What is it like to lose someone?
It’s a question we dodge like wisecracking heroes under fire in an action movie – if we’re fast and witty enough, we tell ourselves, we’ll never have to know.
Most of the time, for most people, this works pretty well.
When it doesn’t, we have questions that need answers.
I responded to Eddie’s email with a list of contact information collected during my reporting – law enforcement, humanitarian volunteers, medical examiners and website listings that had formed a resource sidebar in one of my stories.
He wrote back, an email with more information and more questions, this time with photos.
I called him to make sure he knew I was a reporter – my experience with tracking people down has more to do with politicians dodging policy questions between senate hearings or over-scheduled activists who don’t check voicemails than people crossing a vast wilderness on foot.
I told him I could keep giving him contact information I came across – but no one would honestly be able to make him promises.
“You know the situation, you don’t know with who to talk or who to trust – it’s a very difficult situation,” Eddie said.
Some of his wife’s family members were uncomfortable asking anyone for help.
“They are kind of scared of contacting the officials and I am doing that work for her.”
Others had started getting phone calls from unknown numbers demanding money.
“Last week, on Wednesday, Thursday and Friday we got three different phone calls, one from Tucson and two from Landline, requesting money,” Eddie said. “They asked my in-laws in Spanish, ‘You are looking for a person that you’re expecting to come to United States? We have him.'”

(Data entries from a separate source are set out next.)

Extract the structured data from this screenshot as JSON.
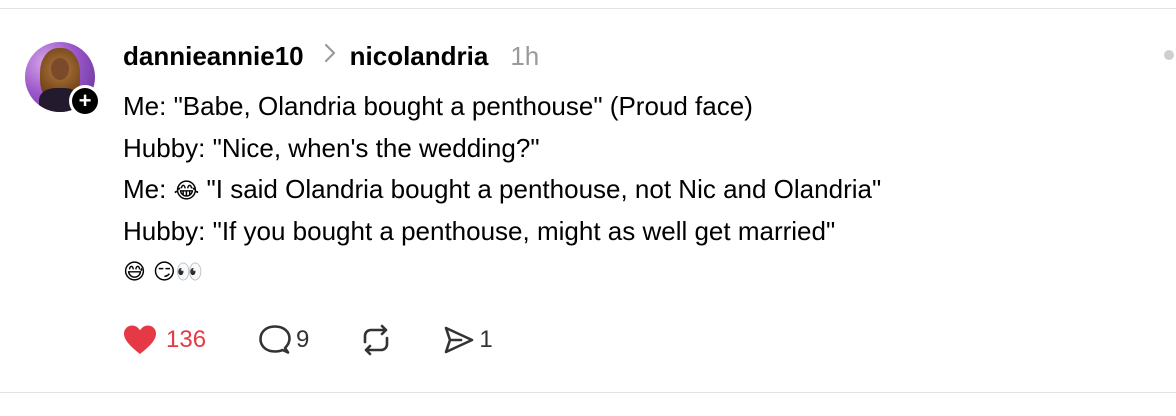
{
  "post": {
    "author": "dannieannie10",
    "recipient": "nicolandria",
    "time": "1h",
    "lines": [
      "Me: \"Babe, Olandria bought a penthouse\" (Proud face)",
      "Hubby: \"Nice, when's the wedding?\"",
      "Hubby: \"If you bought a penthouse, might as well get married\""
    ],
    "line3_prefix": "Me: ",
    "line3_emoji": "😂",
    "line3_text": " \"I said Olandria bought a penthouse, not Nic and Olandria\"",
    "emoji_line": "😅 😏👀",
    "icons": {
      "avatar": "profile-avatar",
      "follow": "plus-icon",
      "separator": "chevron-right-icon",
      "like": "heart-icon",
      "reply": "comment-icon",
      "repost": "repost-icon",
      "share": "send-icon"
    }
  },
  "actions": {
    "likes": "136",
    "replies": "9",
    "shares": "1"
  },
  "colors": {
    "like": "#e63946",
    "muted": "#9a9a9a",
    "text": "#000000"
  }
}
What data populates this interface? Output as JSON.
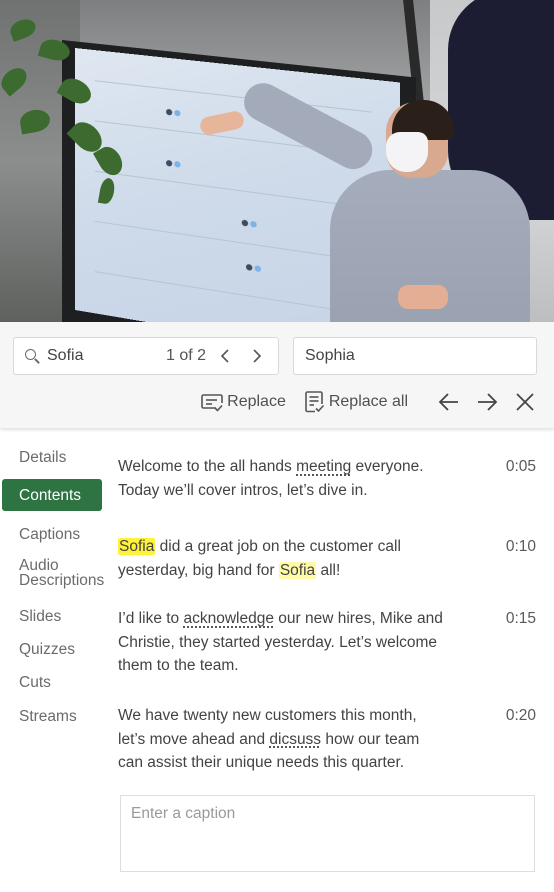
{
  "video": {
    "description": "Woman in a face mask presenting a dashboard on a large wall-mounted screen"
  },
  "find_replace": {
    "find_value": "Sofia",
    "match_counter": "1 of 2",
    "replace_value": "Sophia",
    "replace_label": "Replace",
    "replace_all_label": "Replace all",
    "icons": {
      "search": "search-icon",
      "prev_match": "chevron-left-icon",
      "next_match": "chevron-right-icon",
      "replace": "replace-icon",
      "replace_all": "replace-all-icon",
      "back": "arrow-left-icon",
      "forward": "arrow-right-icon",
      "close": "close-icon"
    }
  },
  "side_nav": {
    "items": [
      {
        "label": "Details",
        "active": false
      },
      {
        "label": "Contents",
        "active": true
      },
      {
        "label": "Captions",
        "active": false
      },
      {
        "label": "Audio Descriptions",
        "label_line1": "Audio",
        "label_line2": "Descriptions",
        "active": false
      },
      {
        "label": "Slides",
        "active": false
      },
      {
        "label": "Quizzes",
        "active": false
      },
      {
        "label": "Cuts",
        "active": false
      },
      {
        "label": "Streams",
        "active": false
      }
    ],
    "active_color": "#2e7443"
  },
  "transcript": {
    "entries": [
      {
        "time": "0:05",
        "segments": [
          {
            "t": "Welcome to the all hands "
          },
          {
            "t": "meeting",
            "style": "spell"
          },
          {
            "t": " everyone. Today we’ll cover intros, let’s dive in."
          }
        ]
      },
      {
        "time": "0:10",
        "segments": [
          {
            "t": "Sofia",
            "style": "current-match"
          },
          {
            "t": " did a great job on the customer call yesterday, big hand for "
          },
          {
            "t": "Sofia",
            "style": "match"
          },
          {
            "t": " all!"
          }
        ]
      },
      {
        "time": "0:15",
        "segments": [
          {
            "t": "I’d like to "
          },
          {
            "t": "acknowledge",
            "style": "spell"
          },
          {
            "t": " our new hires, Mike and Christie, they started yesterday. Let’s welcome them to the team."
          }
        ]
      },
      {
        "time": "0:20",
        "segments": [
          {
            "t": "We have twenty new customers this month, let’s move ahead and "
          },
          {
            "t": "dicsuss",
            "style": "spell"
          },
          {
            "t": " how our team can assist their unique needs this quarter."
          }
        ]
      }
    ],
    "highlight_colors": {
      "current_match": "#fff23a",
      "match": "#fffaa8"
    }
  },
  "caption_input": {
    "placeholder": "Enter a caption",
    "value": ""
  }
}
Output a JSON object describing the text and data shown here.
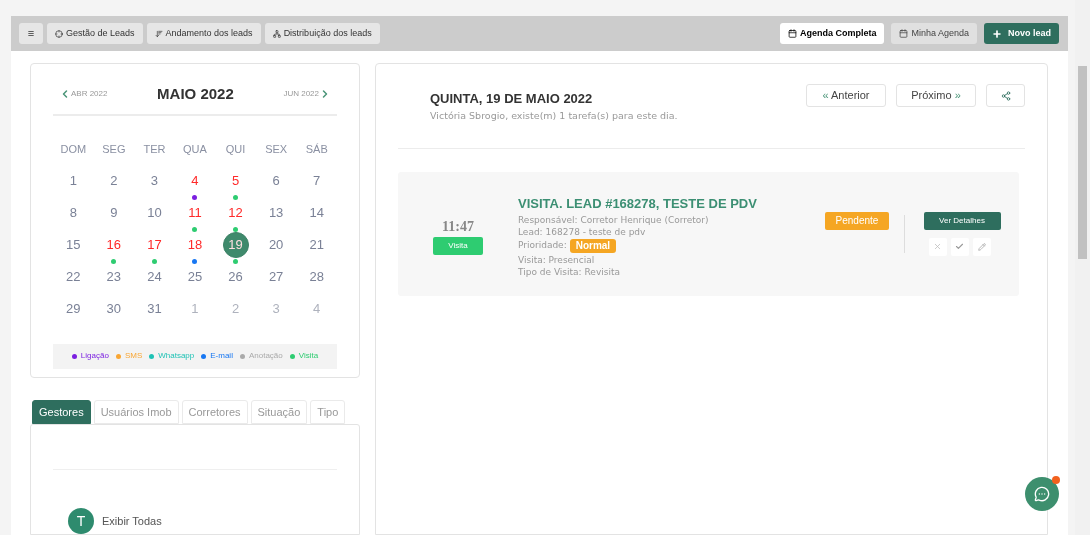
{
  "toolbar": {
    "menu_icon": "≡",
    "left_buttons": [
      {
        "label": "Gestão de Leads"
      },
      {
        "label": "Andamento dos leads"
      },
      {
        "label": "Distribuição dos leads"
      }
    ],
    "right_buttons": [
      {
        "label": "Agenda Completa",
        "kind": "view",
        "selected": true
      },
      {
        "label": "Minha Agenda",
        "kind": "view",
        "selected": false
      },
      {
        "label": "Novo lead",
        "kind": "primary"
      }
    ]
  },
  "calendar": {
    "prev": "ABR 2022",
    "title": "MAIO 2022",
    "next": "JUN 2022",
    "weekdays": [
      "DOM",
      "SEG",
      "TER",
      "QUA",
      "QUI",
      "SEX",
      "SÁB"
    ],
    "days": [
      {
        "day": "1",
        "muted": false,
        "has_task": false,
        "selected": false
      },
      {
        "day": "2",
        "muted": false,
        "has_task": false,
        "selected": false
      },
      {
        "day": "3",
        "muted": false,
        "has_task": false,
        "selected": false
      },
      {
        "day": "4",
        "muted": false,
        "has_task": true,
        "selected": false,
        "color": "#7b1fe0"
      },
      {
        "day": "5",
        "muted": false,
        "has_task": true,
        "selected": false,
        "color": "#2ecc71"
      },
      {
        "day": "6",
        "muted": false,
        "has_task": false,
        "selected": false
      },
      {
        "day": "7",
        "muted": false,
        "has_task": false,
        "selected": false
      },
      {
        "day": "8",
        "muted": false,
        "has_task": false,
        "selected": false
      },
      {
        "day": "9",
        "muted": false,
        "has_task": false,
        "selected": false
      },
      {
        "day": "10",
        "muted": false,
        "has_task": false,
        "selected": false
      },
      {
        "day": "11",
        "muted": false,
        "has_task": true,
        "selected": false,
        "color": "#2ecc71"
      },
      {
        "day": "12",
        "muted": false,
        "has_task": true,
        "selected": false,
        "color": "#2ecc71"
      },
      {
        "day": "13",
        "muted": false,
        "has_task": false,
        "selected": false
      },
      {
        "day": "14",
        "muted": false,
        "has_task": false,
        "selected": false
      },
      {
        "day": "15",
        "muted": false,
        "has_task": false,
        "selected": false
      },
      {
        "day": "16",
        "muted": false,
        "has_task": true,
        "selected": false,
        "color": "#2ecc71"
      },
      {
        "day": "17",
        "muted": false,
        "has_task": true,
        "selected": false,
        "color": "#2ecc71"
      },
      {
        "day": "18",
        "muted": false,
        "has_task": true,
        "selected": false,
        "color": "#1877f2"
      },
      {
        "day": "19",
        "muted": false,
        "has_task": true,
        "selected": true,
        "color": "#2ecc71"
      },
      {
        "day": "20",
        "muted": false,
        "has_task": false,
        "selected": false
      },
      {
        "day": "21",
        "muted": false,
        "has_task": false,
        "selected": false
      },
      {
        "day": "22",
        "muted": false,
        "has_task": false,
        "selected": false
      },
      {
        "day": "23",
        "muted": false,
        "has_task": false,
        "selected": false
      },
      {
        "day": "24",
        "muted": false,
        "has_task": false,
        "selected": false
      },
      {
        "day": "25",
        "muted": false,
        "has_task": false,
        "selected": false
      },
      {
        "day": "26",
        "muted": false,
        "has_task": false,
        "selected": false
      },
      {
        "day": "27",
        "muted": false,
        "has_task": false,
        "selected": false
      },
      {
        "day": "28",
        "muted": false,
        "has_task": false,
        "selected": false
      },
      {
        "day": "29",
        "muted": false,
        "has_task": false,
        "selected": false
      },
      {
        "day": "30",
        "muted": false,
        "has_task": false,
        "selected": false
      },
      {
        "day": "31",
        "muted": false,
        "has_task": false,
        "selected": false
      },
      {
        "day": "1",
        "muted": true,
        "has_task": false,
        "selected": false
      },
      {
        "day": "2",
        "muted": true,
        "has_task": false,
        "selected": false
      },
      {
        "day": "3",
        "muted": true,
        "has_task": false,
        "selected": false
      },
      {
        "day": "4",
        "muted": true,
        "has_task": false,
        "selected": false
      }
    ],
    "legend": [
      {
        "label": "Ligação",
        "color": "#7b1fe0"
      },
      {
        "label": "SMS",
        "color": "#f9a633"
      },
      {
        "label": "Whatsapp",
        "color": "#1fc2b5"
      },
      {
        "label": "E-mail",
        "color": "#1877f2"
      },
      {
        "label": "Anotação",
        "color": "#aaaaaa"
      },
      {
        "label": "Visita",
        "color": "#2ecc71"
      }
    ]
  },
  "filter_tabs": [
    {
      "label": "Gestores",
      "selected": true
    },
    {
      "label": "Usuários Imob",
      "selected": false
    },
    {
      "label": "Corretores",
      "selected": false
    },
    {
      "label": "Situação",
      "selected": false
    },
    {
      "label": "Tipo",
      "selected": false
    }
  ],
  "filter_list": [
    {
      "avatar": "T",
      "label": "Exibir Todas"
    }
  ],
  "day_view": {
    "title": "QUINTA, 19 DE MAIO 2022",
    "subtitle": "Victória Sbrogio, existe(m) 1 tarefa(s) para este dia.",
    "prev_button": {
      "glyph": "«",
      "label": "Anterior"
    },
    "next_button": {
      "glyph": "»",
      "label": "Próximo"
    },
    "tasks": [
      {
        "time": "11:47",
        "type_badge": "Visita",
        "title": "VISITA. LEAD #168278, TESTE DE PDV",
        "details": [
          "Responsável: Corretor Henrique (Corretor)",
          "Lead: 168278 - teste de pdv"
        ],
        "priority_label": "Prioridade:",
        "priority": "Normal",
        "details_after": [
          "Visita: Presencial",
          "Tipo de Visita: Revisita"
        ],
        "status": "Pendente",
        "details_button": "Ver Detalhes"
      }
    ]
  },
  "chat": {
    "unread": true
  }
}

“Did they say anything about your brother, about him specifically?” I asked.
“They want $15,000 through Western Union and another $15,000 when they give him to us. And when we said, ‘let us talk to him,’ they hung up on us,” Eddie said. “It’s very weird – I don’t think they have him, they’re just trying to rip us off.”
I asked Eddie what they did know about Andy.
“Three weeks ago, he was trying to come through Nogales, Arizona and since then we have not heard of him,” Eddie said. “The people who were supposed to bring him, they are called coyotes. My wife’s family is trying to contact these people and each one gives us a different story, you know? One said that he was separated, one said he was arrested.”
The family has been trying to piece together anything they can.
“We’ve been looking and looking and we can’t find him. We don’t know were to go and what to do.”
“There are two ways I can think of to search,” I said. “One is looking for every record that might have been created and the other is looking for any person he might have met.”
We went through the list of people he’d spoken to – the Mexican consulate, immigration authorities, humanitarian organizations and finally the morgues.
“I even called the Coroner office and they don’t have him,” Eddie said. “I hope that nothing happened to him, but it doesn’t leave me any choices.”
The staff had checked the database – but there was nothing under Andy’s name.
“I didn’t know it was this bad until I started searching,” Eddie said. “How many bodies have been found, how many people have been hurt, how many families have been hurt just in Arizona.”
I asked him to call me back if there was news.
After the call, his words stayed with me.
“We are devastated right now, we don’t know what to do.”